The Boston Opportunity Youth Collaborative (OYC) is made up of 80 different partners, including local community-based organizations, the Boston Public Schools, philanthropy, city and state agencies, and postsecondary institutions. We first came together in the spring of 2013, co-convened by the Boston Opportunity Agenda (BOA) and the Boston Private Industry Council (PIC) through funding from the Aspen Forum for Community Solutions and the Opportunity Youth Incentive Fund.

Through a year-long planning process in 2013, the OYC designed potential pathways for three segments of Boston’s 11,000 opportunity youth:

  • 16-19 year old dropouts,
  • 20-24 year olds who don’t have a high school credential, and
  • 20-24 year olds who do have a credential.
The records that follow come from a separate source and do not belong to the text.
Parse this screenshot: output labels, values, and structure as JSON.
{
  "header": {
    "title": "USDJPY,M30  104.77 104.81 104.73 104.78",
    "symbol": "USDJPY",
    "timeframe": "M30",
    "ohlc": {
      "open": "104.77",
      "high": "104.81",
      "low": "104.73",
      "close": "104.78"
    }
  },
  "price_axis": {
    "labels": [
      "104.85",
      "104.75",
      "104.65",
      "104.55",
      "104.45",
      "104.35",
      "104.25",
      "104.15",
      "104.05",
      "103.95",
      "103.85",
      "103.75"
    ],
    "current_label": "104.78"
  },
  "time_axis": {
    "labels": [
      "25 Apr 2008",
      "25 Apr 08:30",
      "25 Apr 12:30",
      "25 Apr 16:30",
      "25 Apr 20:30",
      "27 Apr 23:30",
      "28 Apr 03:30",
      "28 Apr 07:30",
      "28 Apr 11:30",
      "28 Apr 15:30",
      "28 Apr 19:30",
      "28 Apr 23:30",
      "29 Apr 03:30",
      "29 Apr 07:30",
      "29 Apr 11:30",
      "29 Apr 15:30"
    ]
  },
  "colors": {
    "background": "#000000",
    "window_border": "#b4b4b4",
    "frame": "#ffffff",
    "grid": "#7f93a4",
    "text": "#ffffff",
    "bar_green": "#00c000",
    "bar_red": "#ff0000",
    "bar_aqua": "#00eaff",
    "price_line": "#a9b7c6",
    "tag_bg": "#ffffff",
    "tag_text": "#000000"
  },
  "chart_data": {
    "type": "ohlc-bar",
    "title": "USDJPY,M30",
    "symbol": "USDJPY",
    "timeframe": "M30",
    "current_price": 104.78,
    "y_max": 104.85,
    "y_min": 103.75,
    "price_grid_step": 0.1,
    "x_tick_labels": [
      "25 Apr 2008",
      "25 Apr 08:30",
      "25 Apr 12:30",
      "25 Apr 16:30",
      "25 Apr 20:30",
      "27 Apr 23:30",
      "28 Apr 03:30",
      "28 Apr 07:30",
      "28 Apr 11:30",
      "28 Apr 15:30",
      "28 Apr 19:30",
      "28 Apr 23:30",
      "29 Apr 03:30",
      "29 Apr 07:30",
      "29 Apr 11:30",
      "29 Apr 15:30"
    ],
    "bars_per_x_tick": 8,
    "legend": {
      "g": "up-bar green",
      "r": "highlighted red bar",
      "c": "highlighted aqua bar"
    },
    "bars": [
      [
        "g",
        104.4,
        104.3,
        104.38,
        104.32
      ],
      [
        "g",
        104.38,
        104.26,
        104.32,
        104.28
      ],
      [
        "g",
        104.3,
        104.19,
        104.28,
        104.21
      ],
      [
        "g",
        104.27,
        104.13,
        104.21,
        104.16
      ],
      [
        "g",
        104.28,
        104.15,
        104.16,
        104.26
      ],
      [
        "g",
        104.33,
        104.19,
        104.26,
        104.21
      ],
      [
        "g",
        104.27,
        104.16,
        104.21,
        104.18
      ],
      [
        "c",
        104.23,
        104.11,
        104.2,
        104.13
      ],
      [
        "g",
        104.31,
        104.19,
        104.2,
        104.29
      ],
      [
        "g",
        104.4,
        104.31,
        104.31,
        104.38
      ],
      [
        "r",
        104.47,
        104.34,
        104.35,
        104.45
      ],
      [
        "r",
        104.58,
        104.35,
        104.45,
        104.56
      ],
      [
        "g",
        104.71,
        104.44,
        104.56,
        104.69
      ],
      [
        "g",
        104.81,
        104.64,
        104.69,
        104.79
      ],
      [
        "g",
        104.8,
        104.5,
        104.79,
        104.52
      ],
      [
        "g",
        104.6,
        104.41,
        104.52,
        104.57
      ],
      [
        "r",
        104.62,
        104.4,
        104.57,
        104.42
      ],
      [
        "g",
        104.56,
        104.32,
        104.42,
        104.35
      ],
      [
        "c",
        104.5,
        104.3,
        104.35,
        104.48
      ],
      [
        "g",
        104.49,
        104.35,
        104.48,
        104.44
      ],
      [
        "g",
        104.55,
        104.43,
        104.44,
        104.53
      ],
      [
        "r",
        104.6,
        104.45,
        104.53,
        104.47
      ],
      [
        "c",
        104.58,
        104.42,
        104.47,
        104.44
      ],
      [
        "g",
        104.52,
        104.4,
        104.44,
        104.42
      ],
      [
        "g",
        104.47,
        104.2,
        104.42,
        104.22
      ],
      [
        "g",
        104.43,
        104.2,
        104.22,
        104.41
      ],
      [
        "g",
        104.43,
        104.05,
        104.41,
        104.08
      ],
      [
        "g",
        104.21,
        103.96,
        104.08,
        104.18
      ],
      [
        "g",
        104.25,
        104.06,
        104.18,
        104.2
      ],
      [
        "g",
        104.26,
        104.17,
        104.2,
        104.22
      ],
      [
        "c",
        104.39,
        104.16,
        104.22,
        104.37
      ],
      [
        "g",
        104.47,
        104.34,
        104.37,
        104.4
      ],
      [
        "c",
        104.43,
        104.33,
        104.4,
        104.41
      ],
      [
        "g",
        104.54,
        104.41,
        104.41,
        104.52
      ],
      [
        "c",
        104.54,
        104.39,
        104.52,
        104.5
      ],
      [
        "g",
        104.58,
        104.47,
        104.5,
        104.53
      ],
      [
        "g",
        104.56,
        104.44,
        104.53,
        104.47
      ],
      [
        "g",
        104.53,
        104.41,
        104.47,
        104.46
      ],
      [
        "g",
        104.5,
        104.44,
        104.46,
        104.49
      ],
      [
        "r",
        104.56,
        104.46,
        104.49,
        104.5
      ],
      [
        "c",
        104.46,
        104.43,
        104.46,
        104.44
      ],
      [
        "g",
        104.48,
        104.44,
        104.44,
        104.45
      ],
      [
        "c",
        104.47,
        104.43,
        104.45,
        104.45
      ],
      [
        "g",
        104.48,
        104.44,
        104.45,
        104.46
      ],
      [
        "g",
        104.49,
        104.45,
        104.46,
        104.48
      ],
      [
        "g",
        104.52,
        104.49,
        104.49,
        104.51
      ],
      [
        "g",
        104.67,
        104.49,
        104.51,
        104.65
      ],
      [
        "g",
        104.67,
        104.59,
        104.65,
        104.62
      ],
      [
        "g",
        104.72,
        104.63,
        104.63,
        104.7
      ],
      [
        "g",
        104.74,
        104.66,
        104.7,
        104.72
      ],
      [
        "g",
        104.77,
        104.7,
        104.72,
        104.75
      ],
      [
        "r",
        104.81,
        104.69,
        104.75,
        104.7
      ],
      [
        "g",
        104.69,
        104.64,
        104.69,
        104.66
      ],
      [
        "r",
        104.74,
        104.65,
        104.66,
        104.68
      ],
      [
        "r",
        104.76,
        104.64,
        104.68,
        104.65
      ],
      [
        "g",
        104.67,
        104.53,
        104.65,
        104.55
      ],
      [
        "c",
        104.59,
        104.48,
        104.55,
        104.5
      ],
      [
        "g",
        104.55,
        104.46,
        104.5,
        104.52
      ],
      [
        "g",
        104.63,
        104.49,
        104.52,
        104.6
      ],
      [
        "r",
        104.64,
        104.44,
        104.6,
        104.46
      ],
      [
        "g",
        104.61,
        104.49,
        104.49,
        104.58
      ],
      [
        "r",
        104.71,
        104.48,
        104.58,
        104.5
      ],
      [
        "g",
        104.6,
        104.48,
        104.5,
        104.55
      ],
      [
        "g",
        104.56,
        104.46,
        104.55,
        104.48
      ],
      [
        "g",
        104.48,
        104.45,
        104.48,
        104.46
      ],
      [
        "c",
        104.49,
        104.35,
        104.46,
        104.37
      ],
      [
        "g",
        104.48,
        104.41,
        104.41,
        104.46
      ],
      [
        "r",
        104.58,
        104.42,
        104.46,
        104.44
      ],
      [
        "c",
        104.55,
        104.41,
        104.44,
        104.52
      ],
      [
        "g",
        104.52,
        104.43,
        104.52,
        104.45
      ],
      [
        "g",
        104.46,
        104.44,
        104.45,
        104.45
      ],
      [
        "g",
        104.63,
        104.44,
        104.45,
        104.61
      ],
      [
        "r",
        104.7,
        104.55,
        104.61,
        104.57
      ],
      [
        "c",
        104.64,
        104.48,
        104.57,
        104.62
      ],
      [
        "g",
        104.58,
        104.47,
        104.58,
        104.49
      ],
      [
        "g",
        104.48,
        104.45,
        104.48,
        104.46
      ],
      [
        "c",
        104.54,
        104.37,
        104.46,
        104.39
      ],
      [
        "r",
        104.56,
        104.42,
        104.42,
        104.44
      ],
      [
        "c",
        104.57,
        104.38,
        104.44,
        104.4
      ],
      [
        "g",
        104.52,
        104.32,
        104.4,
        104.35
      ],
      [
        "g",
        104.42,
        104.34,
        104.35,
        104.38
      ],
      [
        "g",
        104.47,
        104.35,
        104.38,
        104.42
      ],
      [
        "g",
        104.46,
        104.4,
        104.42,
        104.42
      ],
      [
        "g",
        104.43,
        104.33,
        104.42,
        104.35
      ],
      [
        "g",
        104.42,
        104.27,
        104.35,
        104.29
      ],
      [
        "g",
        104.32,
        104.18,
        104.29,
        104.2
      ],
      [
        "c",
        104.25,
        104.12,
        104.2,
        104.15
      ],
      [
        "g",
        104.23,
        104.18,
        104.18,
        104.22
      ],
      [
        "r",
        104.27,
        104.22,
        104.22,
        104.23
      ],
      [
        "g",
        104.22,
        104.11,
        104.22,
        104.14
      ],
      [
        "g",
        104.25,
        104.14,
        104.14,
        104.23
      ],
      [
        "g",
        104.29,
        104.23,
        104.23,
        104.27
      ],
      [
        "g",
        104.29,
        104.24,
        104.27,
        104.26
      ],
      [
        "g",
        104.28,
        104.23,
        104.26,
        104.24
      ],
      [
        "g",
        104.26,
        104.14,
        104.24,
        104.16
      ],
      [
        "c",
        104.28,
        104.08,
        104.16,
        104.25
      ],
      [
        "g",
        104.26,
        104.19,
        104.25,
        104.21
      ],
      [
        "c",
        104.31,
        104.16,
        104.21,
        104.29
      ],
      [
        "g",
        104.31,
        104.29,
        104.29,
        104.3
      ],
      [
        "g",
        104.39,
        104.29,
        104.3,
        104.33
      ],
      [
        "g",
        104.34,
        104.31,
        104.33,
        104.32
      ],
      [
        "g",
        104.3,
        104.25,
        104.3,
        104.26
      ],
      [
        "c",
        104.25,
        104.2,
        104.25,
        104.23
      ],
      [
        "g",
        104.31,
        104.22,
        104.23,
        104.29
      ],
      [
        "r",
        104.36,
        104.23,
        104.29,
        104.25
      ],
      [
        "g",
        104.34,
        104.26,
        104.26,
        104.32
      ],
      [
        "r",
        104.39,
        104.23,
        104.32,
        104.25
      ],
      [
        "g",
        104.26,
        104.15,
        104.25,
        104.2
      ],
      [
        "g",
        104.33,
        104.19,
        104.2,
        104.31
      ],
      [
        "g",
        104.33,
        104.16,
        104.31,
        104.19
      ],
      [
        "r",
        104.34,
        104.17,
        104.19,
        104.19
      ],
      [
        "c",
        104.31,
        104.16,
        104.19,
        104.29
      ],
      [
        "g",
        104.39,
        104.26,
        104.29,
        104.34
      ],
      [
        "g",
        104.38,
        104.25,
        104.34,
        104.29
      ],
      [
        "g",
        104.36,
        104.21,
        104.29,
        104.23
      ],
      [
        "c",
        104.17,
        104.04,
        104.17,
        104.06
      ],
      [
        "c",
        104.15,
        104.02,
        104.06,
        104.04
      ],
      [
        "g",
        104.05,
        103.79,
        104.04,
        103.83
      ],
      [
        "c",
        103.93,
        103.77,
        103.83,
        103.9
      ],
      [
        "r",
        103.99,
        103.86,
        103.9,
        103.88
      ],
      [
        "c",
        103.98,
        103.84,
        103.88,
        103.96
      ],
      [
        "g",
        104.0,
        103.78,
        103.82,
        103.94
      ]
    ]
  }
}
We found that, thanks to a decade of robust work in high school dropout prevention and recovery, the city’s opportunity youth population skews heavily toward 20-24 year olds who already have a high school degree – they outnumber dropouts nearly 2.5 to 1. While recognizing the importance of continuing to advocate for dropouts and younger youth, the OYC prioritized serving the larger group of 20-24 year olds who have a high school diploma.

Vision & Plans

The Boston Opportunity Youth Collaborative will:

  1. Reconnect young adults (16-24) to education and employment pathways (both existing and new)
  2. Use innovative solutions to fill gaps and better connect stakeholders in the system that currently serves opportunity youth, and
  3. Strengthen our proven collaborative efforts to effect systems and policy changes at the local and state levels.

Our pathway building blocks for opportunity youth include four types of programming and systems work: college completion, HiSET (formerly GED) preparation and college bridging help, occupational skills training, and dropout prevention and recovery advocacy.

Who are opportunity youth?

Opportunity youth are 16-24 year olds who are not in school or working. Opportunity youth include:

  • Unemployed youth who are not in school;
  • Enrolled dropouts – students who are enrolled in high school, but are not attending class regularly and are not progressing;
  • Youth who are enrolled in college part-time and are not employed; and
  • Youth who are not enrolled in school and are only working part-time.